Moreover, parents of twins or other multiples that are identical would argue that their children are unique, so they can each have different feelings, beliefs, and personalities, thus making them individual. This is yet another way of proving that a clone may resemble the original human being, but it's really not the same human being. Cloning is not the same as having twins because cloning is planned, while having multiple babies is something that is rare and unpredictable, which makes each baby very special. Plus, multiple babies have their own DNA structure, while clones have identical DNA structure. No one baby is more important than the other, however a clone would not be as precious as the person who was cloned. This bias is simply associated with the spontaneity and beauty of birth. With all types of multiples, the miraculous and unpredictable nature of human life shines through reminding us that we never know what to expect around that next corner. With cloning that mystery and awe is replaced with statistics and scientific equations.
Obviously, cloning can affect our society drastically.
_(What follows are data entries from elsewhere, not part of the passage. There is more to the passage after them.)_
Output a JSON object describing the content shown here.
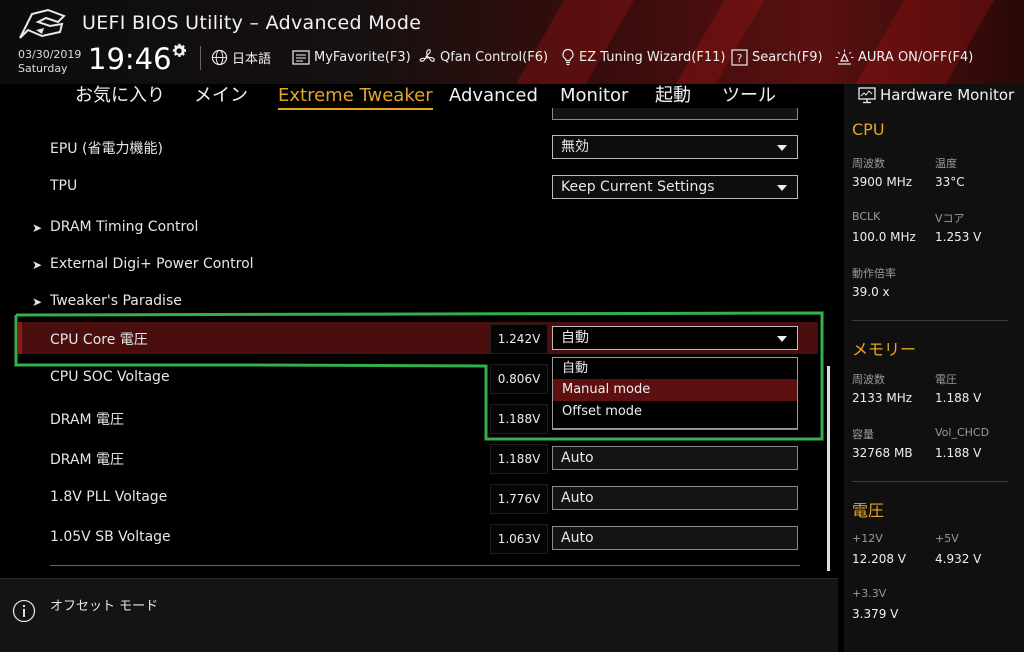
{
  "header": {
    "title": "UEFI BIOS Utility – Advanced Mode",
    "date": "03/30/2019",
    "weekday": "Saturday",
    "time": "19:46",
    "tools": [
      {
        "label": "日本語",
        "icon": "globe-icon"
      },
      {
        "label": "MyFavorite(F3)",
        "icon": "favorite-list-icon"
      },
      {
        "label": "Qfan Control(F6)",
        "icon": "fan-icon"
      },
      {
        "label": "EZ Tuning Wizard(F11)",
        "icon": "bulb-icon"
      },
      {
        "label": "Search(F9)",
        "icon": "search-help-icon"
      },
      {
        "label": "AURA ON/OFF(F4)",
        "icon": "aura-light-icon"
      }
    ]
  },
  "tabs": [
    "お気に入り",
    "メイン",
    "Extreme Tweaker",
    "Advanced",
    "Monitor",
    "起動",
    "ツール"
  ],
  "active_tab": "Extreme Tweaker",
  "settings": {
    "epu": {
      "label": "EPU (省電力機能)",
      "value": "無効"
    },
    "tpu": {
      "label": "TPU",
      "value": "Keep Current Settings"
    },
    "submenus": [
      "DRAM Timing Control",
      "External Digi+ Power Control",
      "Tweaker's Paradise"
    ],
    "cpu_core": {
      "label": "CPU Core 電圧",
      "reading": "1.242V",
      "value": "自動"
    },
    "cpu_soc": {
      "label": "CPU SOC Voltage",
      "reading": "0.806V"
    },
    "dram1": {
      "label": "DRAM 電圧",
      "reading": "1.188V"
    },
    "dram2": {
      "label": "DRAM 電圧",
      "reading": "1.188V",
      "value": "Auto"
    },
    "pll": {
      "label": "1.8V PLL Voltage",
      "reading": "1.776V",
      "value": "Auto"
    },
    "sb": {
      "label": "1.05V SB Voltage",
      "reading": "1.063V",
      "value": "Auto"
    }
  },
  "dropdown": {
    "options": [
      "自動",
      "Manual mode",
      "Offset mode"
    ],
    "highlighted": "Manual mode"
  },
  "help": {
    "text": "オフセット モード"
  },
  "hardware_monitor": {
    "title": "Hardware Monitor",
    "cpu": {
      "heading": "CPU",
      "freq_label": "周波数",
      "freq_value": "3900 MHz",
      "temp_label": "温度",
      "temp_value": "33°C",
      "bclk_label": "BCLK",
      "bclk_value": "100.0 MHz",
      "vcore_label": "Vコア",
      "vcore_value": "1.253 V",
      "ratio_label": "動作倍率",
      "ratio_value": "39.0 x"
    },
    "memory": {
      "heading": "メモリー",
      "freq_label": "周波数",
      "freq_value": "2133 MHz",
      "volt_label": "電圧",
      "volt_value": "1.188 V",
      "cap_label": "容量",
      "cap_value": "32768 MB",
      "chcd_label": "Vol_CHCD",
      "chcd_value": "1.188 V"
    },
    "voltage": {
      "heading": "電圧",
      "v12_label": "+12V",
      "v12_value": "12.208 V",
      "v5_label": "+5V",
      "v5_value": "4.932 V",
      "v33_label": "+3.3V",
      "v33_value": "3.379 V"
    }
  },
  "colors": {
    "accent": "#e5a425",
    "selection": "#4a0e0e",
    "highlight_box": "#35b04a"
  }
}
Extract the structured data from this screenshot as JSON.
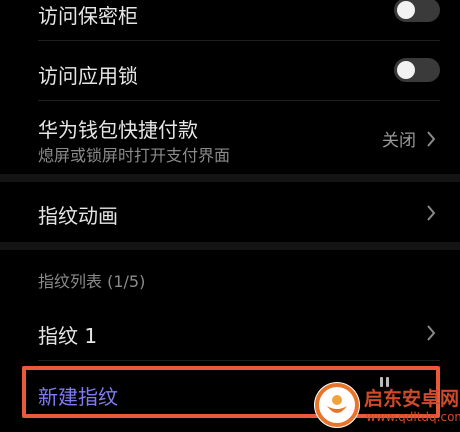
{
  "items": {
    "safe": {
      "label": "访问保密柜"
    },
    "applock": {
      "label": "访问应用锁"
    },
    "wallet": {
      "label": "华为钱包快捷付款",
      "sublabel": "熄屏或锁屏时打开支付界面",
      "value": "关闭"
    },
    "animation": {
      "label": "指纹动画"
    }
  },
  "fingerprint_list": {
    "title": "指纹列表 (1/5)",
    "entries": [
      {
        "label": "指纹 1"
      }
    ],
    "new_label": "新建指纹"
  },
  "watermark": {
    "title": "启东安卓网",
    "url": "www.qdltdq.com"
  },
  "colors": {
    "accent": "#7f7cf0",
    "highlight": "#e85a3a"
  }
}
Some type of law needs to be passed and put into effect as soon as possible, stating that the cloning of human beings and animals is wrong and illegal. Passing a law stating this, or even similar to this statement could prevent the many negative affects that cloning will have one our society before it is too late. Once scientists begin cloning human beings, there will no easy way to fix the many destructive effects that are sure to happen. How would we go about morally eliminating a human clone? Can we kill it? Can we lock it up in solitary confinement? Do we leave it on the streets to cause more problems? If a law isn't passed soon, the many negative aspects of cloning stated in this paper may soon be reality for the world. Ranging from criminals cloning humans to be used as weapons in crimes, to large prehistoric beasts rampaging the streets and harming innocent civilians, these worldly problems may soon occur all due to cloning. We must stop this technological advancement before it is too late.
"Cloning of Food Animals." CeresNet 2000.5 Nov. 2000
Colvin, Jonathon. "Me, my clone, and I (or in defense of human cloning)." The Humanist May/Jun. 2000: 39.
Dixon, Dr. Patrick. Don't Clone 3 Reasons. 31 Oct. 2000
Lemonick, Michael D. "Could a clone ever run for President?" Time 8 Nov. 1999: 96.
Mayor, Susan. "UK authorities recommend human cloning for therapeutic research." British Medical Journal 98: 1613.
Myers, Nichole. Personal Interview. 1 April. 2001.
Pavone, Fr. Frank. "What does it mean to be Me?" 31 Oct. 2000
Rembert, Tracey C. "Me and my shadow." E Jul/Aug. 1997: 1521.
Schaeffer, Pamela. "Many oppose human cloning." National Catholic Reporter 22 Oct. 1999: 19,21.
"Science and technology: New kid on the block." The Economist 14 Oct. 2000: 100.
"Vatican: No to human cloning." National Catholic Reporter 22 Oct. 1999: 21.
Watson, Rory. "European parliament wants world ban on human cloning." British Medical Journal 97: 847.